  • On Friday, Gov. Phil Murphy’s administration froze state spending and ordered departments to prepare for the possibility of a government shutdown following a contentious meeting between lawmakers and administration officials over the budget and Sweeney’s school-spending proposal. Politico NJ, NJ.com
  • Here’s a guide to the budget drama. NJ.com

Exit exams…

  • Districts across the state are scrambling to get 10th-graders to take a PARCC exam that many skipped after confusing state guidelines led many to believe they did not need to take the exam to graduate. NJ.com
  • Opinion: Meanwhile, the state is phasing in new rules that limit students’ ability to graduate without passing the PARCC tests; as a result, thousands of students may have trouble earning diplomas. NJ Spotlight

Teachers union scolding…

  • State lawmakers grilled leaders of New Jersey’s largest teachers union last week over hidden-camera videos appearing to show local union officials discussing protecting teachers accused of abusing students. NJ.com, NJ Spotlight

Spelling bee…

  • New Jersey students were tripped up by the words “gelinotte” and “paillasson” at last week’s national spelling bee. NJ.com

Extra credit

Want to showcase your school or an upcoming education event? Send me photos and details.

Students from Hawkins Street School performed for Newark teachers at the “Spring Colloquium” on Saturday.

Hundreds of educators attended the first-of-its-kind conference at the NJIT campus, which featured over 20 workshops led by Newark Public Schools teachers and administrators. The topics included how to reduce teacher bias, how to promote student activism, and how to use hip hop to teach literacy, among many others.

Interim Superintendent A. Robert Gregory, who came up with the idea for the colloquium, said Newark educators have already found effective solutions to many of the challenges they face in the classroom — now they just need to share those with one another.

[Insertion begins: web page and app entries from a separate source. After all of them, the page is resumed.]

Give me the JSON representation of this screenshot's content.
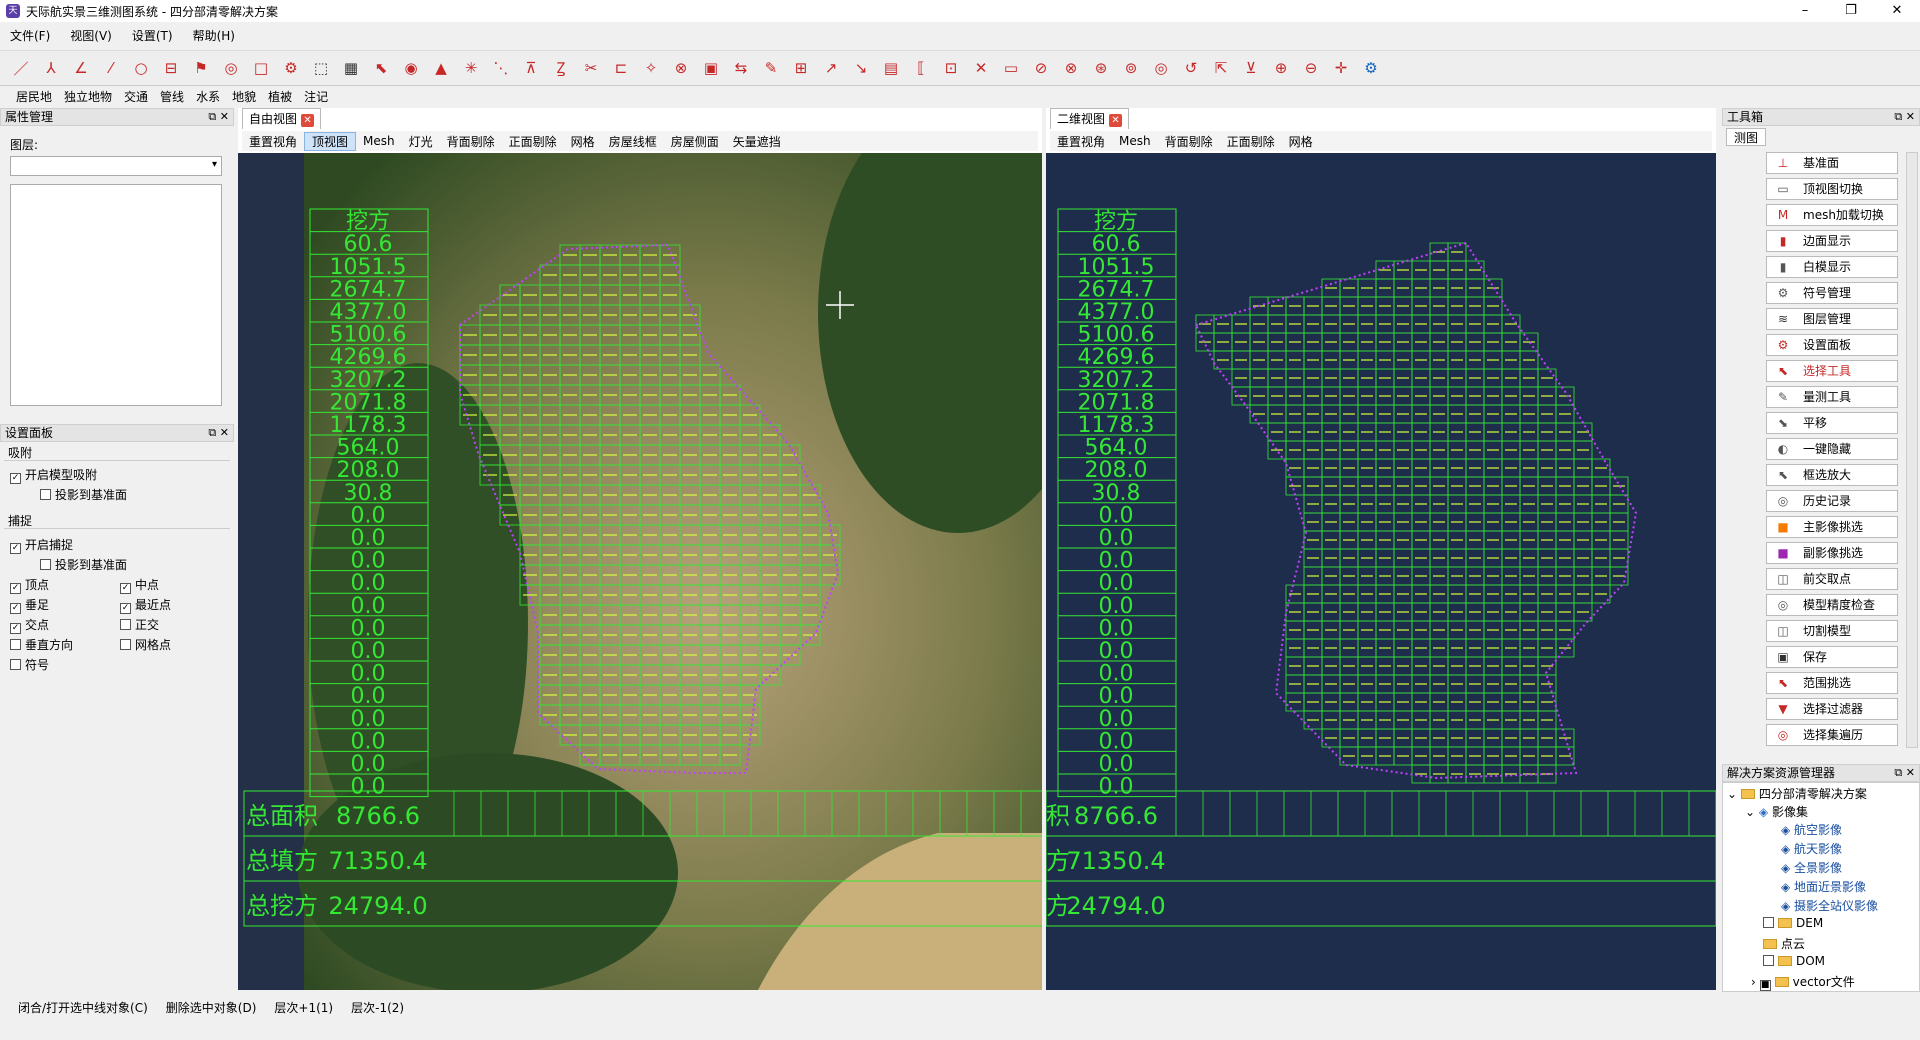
{
  "window": {
    "title": "天际航实景三维测图系统 - 四分部清零解决方案"
  },
  "menu": [
    "文件(F)",
    "视图(V)",
    "设置(T)",
    "帮助(H)"
  ],
  "layers_bar": [
    "居民地",
    "独立地物",
    "交通",
    "管线",
    "水系",
    "地貌",
    "植被",
    "注记"
  ],
  "attr_panel": {
    "title": "属性管理",
    "layer_label": "图层:"
  },
  "settings_panel": {
    "title": "设置面板",
    "adsorb_group": "吸附",
    "adsorb_enable": "开启模型吸附",
    "adsorb_project": "投影到基准面",
    "capture_group": "捕捉",
    "capture_enable": "开启捕捉",
    "capture_project": "投影到基准面",
    "vertex": "顶点",
    "midpoint": "中点",
    "foot": "垂足",
    "nearest": "最近点",
    "intersection": "交点",
    "orthogonal": "正交",
    "perpendicular": "垂直方向",
    "gridpoint": "网格点",
    "symbol": "符号"
  },
  "free_view": {
    "tab": "自由视图",
    "buttons": [
      "重置视角",
      "顶视图",
      "Mesh",
      "灯光",
      "背面剔除",
      "正面剔除",
      "网格",
      "房屋线框",
      "房屋侧面",
      "矢量遮挡"
    ]
  },
  "view2d": {
    "tab": "二维视图",
    "buttons": [
      "重置视角",
      "Mesh",
      "背面剔除",
      "正面剔除",
      "网格"
    ]
  },
  "table": {
    "header": "挖方",
    "values": [
      "60.6",
      "1051.5",
      "2674.7",
      "4377.0",
      "5100.6",
      "4269.6",
      "3207.2",
      "2071.8",
      "1178.3",
      "564.0",
      "208.0",
      "30.8",
      "0.0",
      "0.0",
      "0.0",
      "0.0",
      "0.0",
      "0.0",
      "0.0",
      "0.0",
      "0.0",
      "0.0",
      "0.0",
      "0.0",
      "0.0"
    ],
    "total_area_label": "总面积",
    "total_area": "8766.6",
    "total_fill_label": "总填方",
    "total_fill": "71350.4",
    "total_cut_label": "总挖方",
    "total_cut": "24794.0",
    "fill_header_partial": "填方",
    "fill_row_partial_label": "积",
    "fill_label_partial": "方",
    "cut_label_partial": "方"
  },
  "toolbox": {
    "title": "工具箱",
    "tab": "测图",
    "items": [
      "基准面",
      "顶视图切换",
      "mesh加载切换",
      "边面显示",
      "白模显示",
      "符号管理",
      "图层管理",
      "设置面板",
      "选择工具",
      "量测工具",
      "平移",
      "一键隐藏",
      "框选放大",
      "历史记录",
      "主影像挑选",
      "副影像挑选",
      "前交取点",
      "模型精度检查",
      "切割模型",
      "保存",
      "范围挑选",
      "选择过滤器",
      "选择集遍历"
    ]
  },
  "resource_tree": {
    "title": "解决方案资源管理器",
    "root": "四分部清零解决方案",
    "imagery": "影像集",
    "aerial": "航空影像",
    "space": "航天影像",
    "panorama": "全景影像",
    "ground": "地面近景影像",
    "total_station": "摄影全站仪影像",
    "dem": "DEM",
    "pointcloud": "点云",
    "dom": "DOM",
    "vector": "vector文件"
  },
  "status": [
    "闭合/打开选中线对象(C)",
    "删除选中对象(D)",
    "层次+1(1)",
    "层次-1(2)"
  ],
  "colors": {
    "grid": "#34e834",
    "bg2d": "#1f2d4d",
    "accent": "#e04a3a"
  }
}
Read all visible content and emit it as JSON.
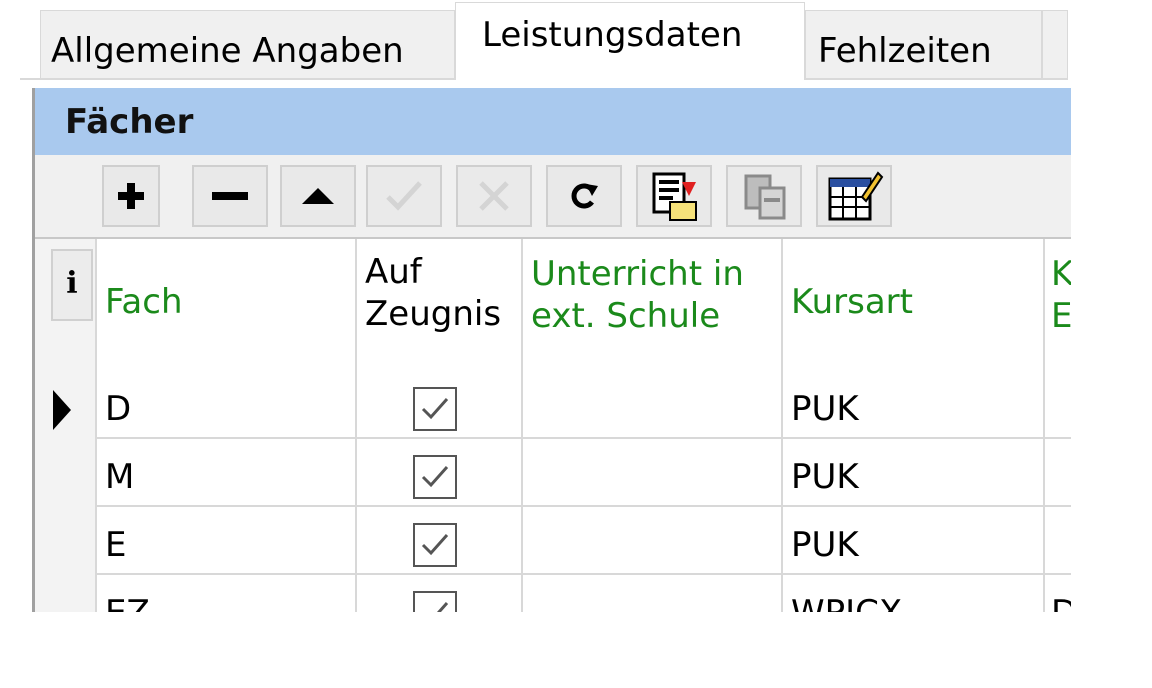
{
  "tabs": [
    {
      "label": "Allgemeine Angaben",
      "active": false
    },
    {
      "label": "Leistungsdaten",
      "active": true
    },
    {
      "label": "Fehlzeiten",
      "active": false
    }
  ],
  "panel": {
    "title": "Fächer",
    "toolbar": [
      {
        "name": "add",
        "icon": "plus-icon",
        "enabled": true
      },
      {
        "name": "remove",
        "icon": "minus-icon",
        "enabled": true
      },
      {
        "name": "move-up",
        "icon": "triangle-up-icon",
        "enabled": true
      },
      {
        "name": "confirm",
        "icon": "check-icon",
        "enabled": false
      },
      {
        "name": "cancel",
        "icon": "x-icon",
        "enabled": false
      },
      {
        "name": "refresh",
        "icon": "refresh-icon",
        "enabled": true
      },
      {
        "name": "import",
        "icon": "document-import-icon",
        "enabled": true
      },
      {
        "name": "copy",
        "icon": "copy-icon",
        "enabled": false
      },
      {
        "name": "edit-table",
        "icon": "table-edit-icon",
        "enabled": true
      }
    ]
  },
  "grid": {
    "info_label": "i",
    "columns": [
      {
        "label": "Fach",
        "color": "#1b8a1b"
      },
      {
        "label_line1": "Auf",
        "label_line2": "Zeugnis",
        "color": "#000000"
      },
      {
        "label_line1": "Unterricht in",
        "label_line2": "ext. Schule",
        "color": "#1b8a1b"
      },
      {
        "label": "Kursart",
        "color": "#1b8a1b"
      },
      {
        "label_line1": "K",
        "label_line2": "E",
        "color": "#1b8a1b"
      }
    ],
    "rows": [
      {
        "fach": "D",
        "auf_zeugnis": true,
        "ext_schule": "",
        "kursart": "PUK",
        "extra": "",
        "current": true
      },
      {
        "fach": "M",
        "auf_zeugnis": true,
        "ext_schule": "",
        "kursart": "PUK",
        "extra": ""
      },
      {
        "fach": "E",
        "auf_zeugnis": true,
        "ext_schule": "",
        "kursart": "PUK",
        "extra": ""
      },
      {
        "fach": "EZ",
        "auf_zeugnis": true,
        "ext_schule": "",
        "kursart": "WPICX",
        "extra": "D"
      }
    ]
  }
}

“The solution does not have to come from Mars,” he said. “The solution is right here in the city.”